Subtle intimidation was later applied by an unidentified legislator opposed to the bill who charged the researchers with research bias and political involvement through the university's lobbyist in the state legislature. Although the researcher responded to the charges and no action was taken by the University's administrators, it was clear that researchers whose results were used to support policy advocacy could be subject to pressure from political groups.
RESULT AND EVALUATION OF SUCCESS:
In the end, the bill was amended in several ways in order to increase the likelihood of passage through the legislature. The original requirement that all children under the age of 12 be required to use child passenger safety devices was changed to children 5 years and younger. In addition, the penalty for not having one's child in a protective seat or carrier was eliminated, significantly reducing the incentive for parents and guardians to comply with the bill but also reducing the burden of enforcement and problems with the inability of poor families to afford protective devices. The bill received support of the chairman of the Transportation Committee along with several prominent members of the Senate and was passed in March of 1981. It went into effect January 1st, 1982. After an unsuccessful attempt to repeal the law, a stronger bill was passed in a subsequent legislative session.
Subsequent research suggested that the effects of the Kansas bill on the actual use of child passenger safety devices were weak. Although increased use was noted during the policy debate, the relatively weak Kansas bill had limited effect.

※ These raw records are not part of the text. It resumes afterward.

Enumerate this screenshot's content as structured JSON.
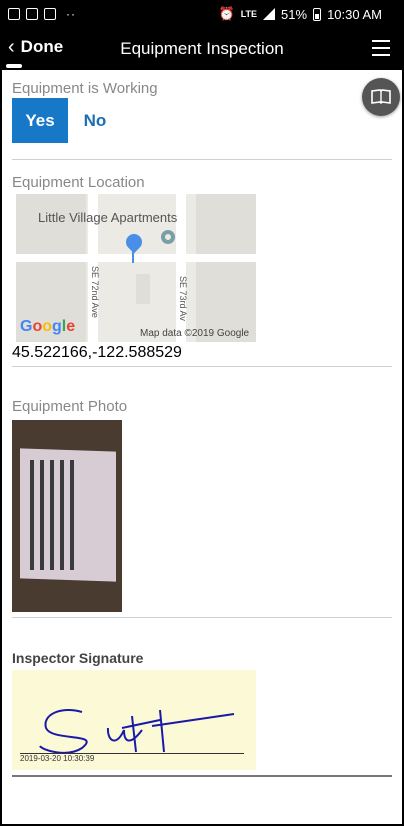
{
  "status_bar": {
    "network": "LTE",
    "battery": "51%",
    "time": "10:30 AM"
  },
  "header": {
    "back_label": "Done",
    "title": "Equipment Inspection"
  },
  "working": {
    "label": "Equipment is Working",
    "yes_label": "Yes",
    "no_label": "No",
    "selected": "Yes"
  },
  "location": {
    "label": "Equipment Location",
    "map_place": "Little Village Apartments",
    "street_1": "SE 72nd Ave",
    "street_2": "SE 73rd Av",
    "map_attribution": "Map data ©2019 Google",
    "coordinates": "45.522166,-122.588529"
  },
  "photo": {
    "label": "Equipment Photo"
  },
  "signature": {
    "label": "Inspector Signature",
    "timestamp": "2019-03-20 10:30:39"
  },
  "colors": {
    "accent": "#1878c8",
    "link": "#1a6eb5",
    "signature_bg": "#fcf9d6",
    "signature_ink": "#1a1aa8"
  }
}
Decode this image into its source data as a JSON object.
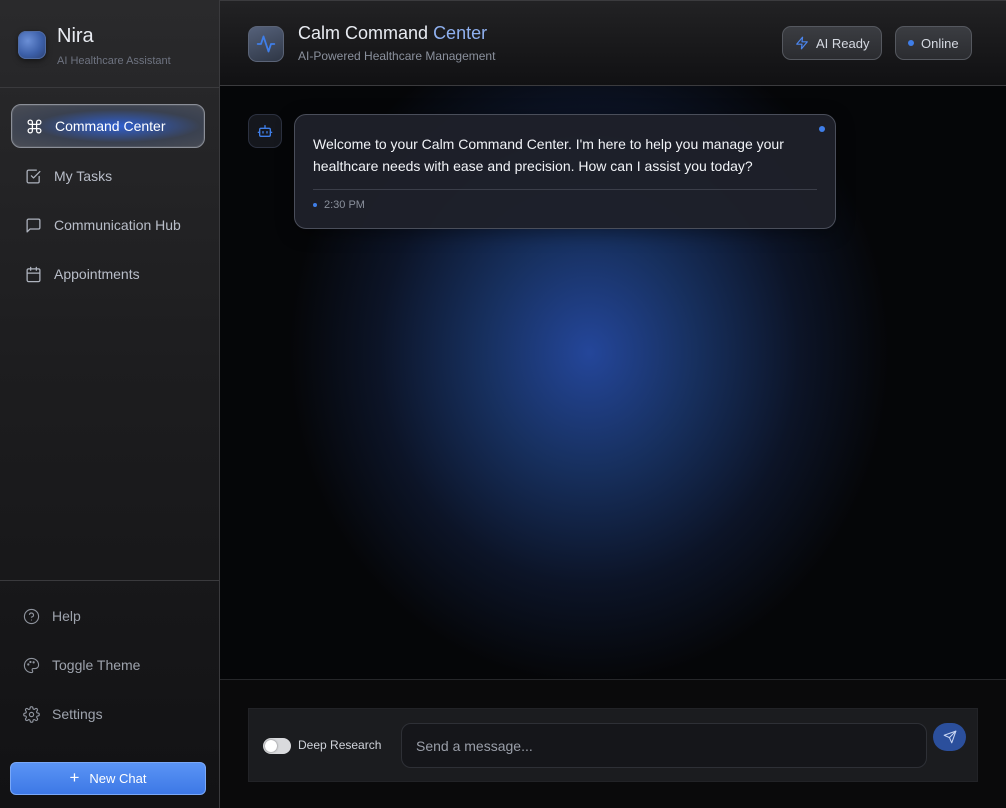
{
  "brand": {
    "name": "Nira",
    "subtitle": "AI Healthcare Assistant"
  },
  "sidebar": {
    "items": [
      {
        "label": "Command Center",
        "icon": "command-icon",
        "active": true
      },
      {
        "label": "My Tasks",
        "icon": "check-square-icon"
      },
      {
        "label": "Communication Hub",
        "icon": "message-icon"
      },
      {
        "label": "Appointments",
        "icon": "calendar-icon"
      }
    ],
    "bottom": [
      {
        "label": "Help",
        "icon": "help-circle-icon"
      },
      {
        "label": "Toggle Theme",
        "icon": "palette-icon"
      },
      {
        "label": "Settings",
        "icon": "gear-icon"
      }
    ],
    "new_chat_label": "New Chat"
  },
  "header": {
    "title_part1": "Calm Command",
    "title_part2": "Center",
    "subtitle": "AI-Powered Healthcare Management",
    "status_ai": "AI Ready",
    "status_online": "Online"
  },
  "chat": {
    "messages": [
      {
        "text": "Welcome to your Calm Command Center. I'm here to help you manage your healthcare needs with ease and precision. How can I assist you today?",
        "time": "2:30 PM"
      }
    ]
  },
  "composer": {
    "deep_research_label": "Deep Research",
    "deep_research_enabled": false,
    "placeholder": "Send a message..."
  },
  "colors": {
    "accent": "#3f7ee8",
    "new_chat_button": "#4a86ee",
    "sidebar_bg": "#1d1d1f",
    "header_bg": "#18181a",
    "main_glow": "#24469a"
  }
}
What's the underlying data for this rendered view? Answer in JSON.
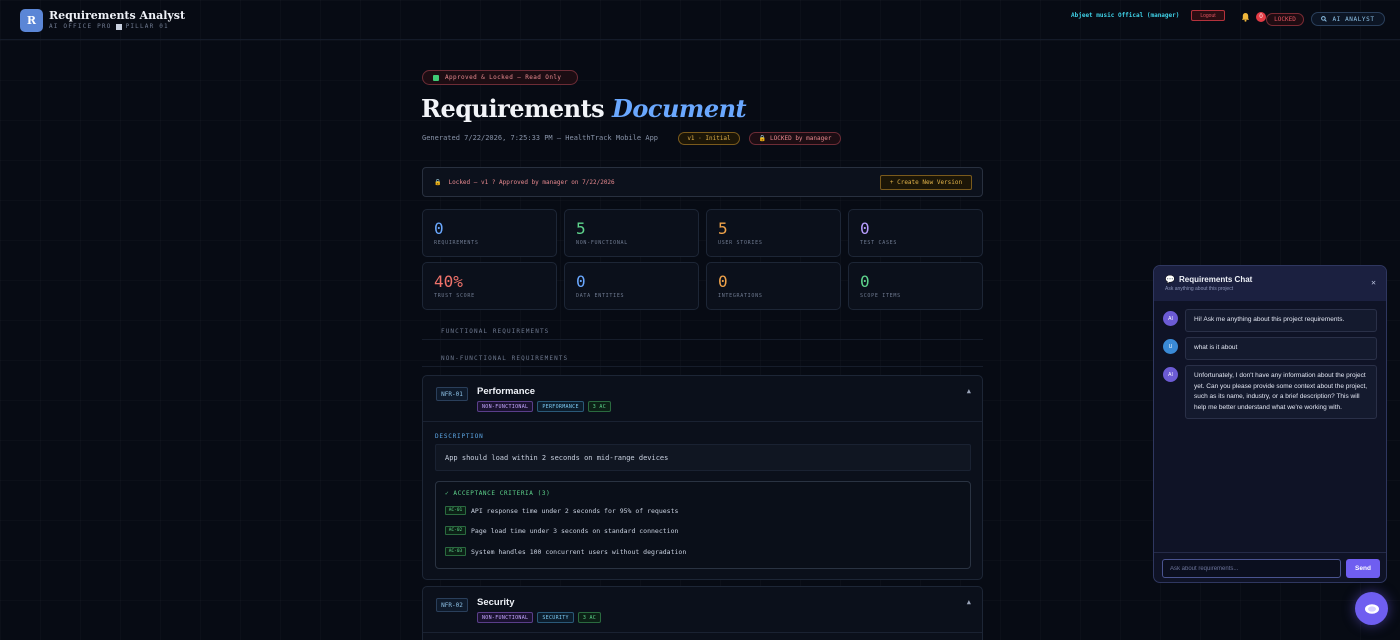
{
  "header": {
    "logo_letter": "R",
    "app_title": "Requirements Analyst",
    "subtitle_left": "AI OFFICE PRO",
    "subtitle_right": "PILLAR 01",
    "user_name": "Abjeet music Offical (manager)",
    "logout_label": "Logout",
    "notification_count": "0",
    "locked_label": "LOCKED",
    "ai_analyst_label": "AI ANALYST"
  },
  "document": {
    "status_pill": "Approved & Locked — Read Only",
    "title_main": "Requirements",
    "title_accent": "Document",
    "meta": "Generated 7/22/2026, 7:25:33 PM — HealthTrack Mobile App",
    "version_pill": "v1 · Initial",
    "locked_by_pill": "LOCKED by manager",
    "lock_banner": "Locked — v1 ? Approved by manager on 7/22/2026",
    "create_version_label": "+ Create New Version"
  },
  "stats": [
    {
      "value": "0",
      "label": "REQUIREMENTS",
      "color": "#6aa8ff"
    },
    {
      "value": "5",
      "label": "NON-FUNCTIONAL",
      "color": "#5ed48c"
    },
    {
      "value": "5",
      "label": "USER STORIES",
      "color": "#f0a34a"
    },
    {
      "value": "0",
      "label": "TEST CASES",
      "color": "#b79cff"
    },
    {
      "value": "40%",
      "label": "TRUST SCORE",
      "color": "#f0736b"
    },
    {
      "value": "0",
      "label": "DATA ENTITIES",
      "color": "#6aa8ff"
    },
    {
      "value": "0",
      "label": "INTEGRATIONS",
      "color": "#f0a34a"
    },
    {
      "value": "0",
      "label": "SCOPE ITEMS",
      "color": "#5ed48c"
    }
  ],
  "sections": {
    "functional": "FUNCTIONAL REQUIREMENTS",
    "non_functional": "NON-FUNCTIONAL REQUIREMENTS"
  },
  "requirements": [
    {
      "id": "NFR-01",
      "title": "Performance",
      "tag_type": "NON-FUNCTIONAL",
      "tag_category": "PERFORMANCE",
      "tag_ac": "3 AC",
      "description_label": "DESCRIPTION",
      "description": "App should load within 2 seconds on mid-range devices",
      "ac_header": "✓ ACCEPTANCE CRITERIA (3)",
      "criteria": [
        {
          "id": "AC-01",
          "text": "API response time under 2 seconds for 95% of requests"
        },
        {
          "id": "AC-02",
          "text": "Page load time under 3 seconds on standard connection"
        },
        {
          "id": "AC-03",
          "text": "System handles 100 concurrent users without degradation"
        }
      ]
    },
    {
      "id": "NFR-02",
      "title": "Security",
      "tag_type": "NON-FUNCTIONAL",
      "tag_category": "SECURITY",
      "tag_ac": "3 AC"
    }
  ],
  "chat": {
    "title": "Requirements Chat",
    "subtitle": "Ask anything about this project",
    "messages": [
      {
        "role": "AI",
        "text": "Hi! Ask me anything about this project requirements."
      },
      {
        "role": "U",
        "text": "what is it about"
      },
      {
        "role": "AI",
        "text": "Unfortunately, I don't have any information about the project yet. Can you please provide some context about the project, such as its name, industry, or a brief description? This will help me better understand what we're working with."
      }
    ],
    "input_placeholder": "Ask about requirements...",
    "send_label": "Send"
  }
}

However, the effect of the passage of a stronger bill in Illinois on the use of child passenger safety devices suggests how effective policy change can be. In Illinois, infant use of appropriate restraints increased from 49 to 79% and in children ages 1-4 years, use increased from 13 -42% after the Illinois Child Passenger Safety Law went into effect.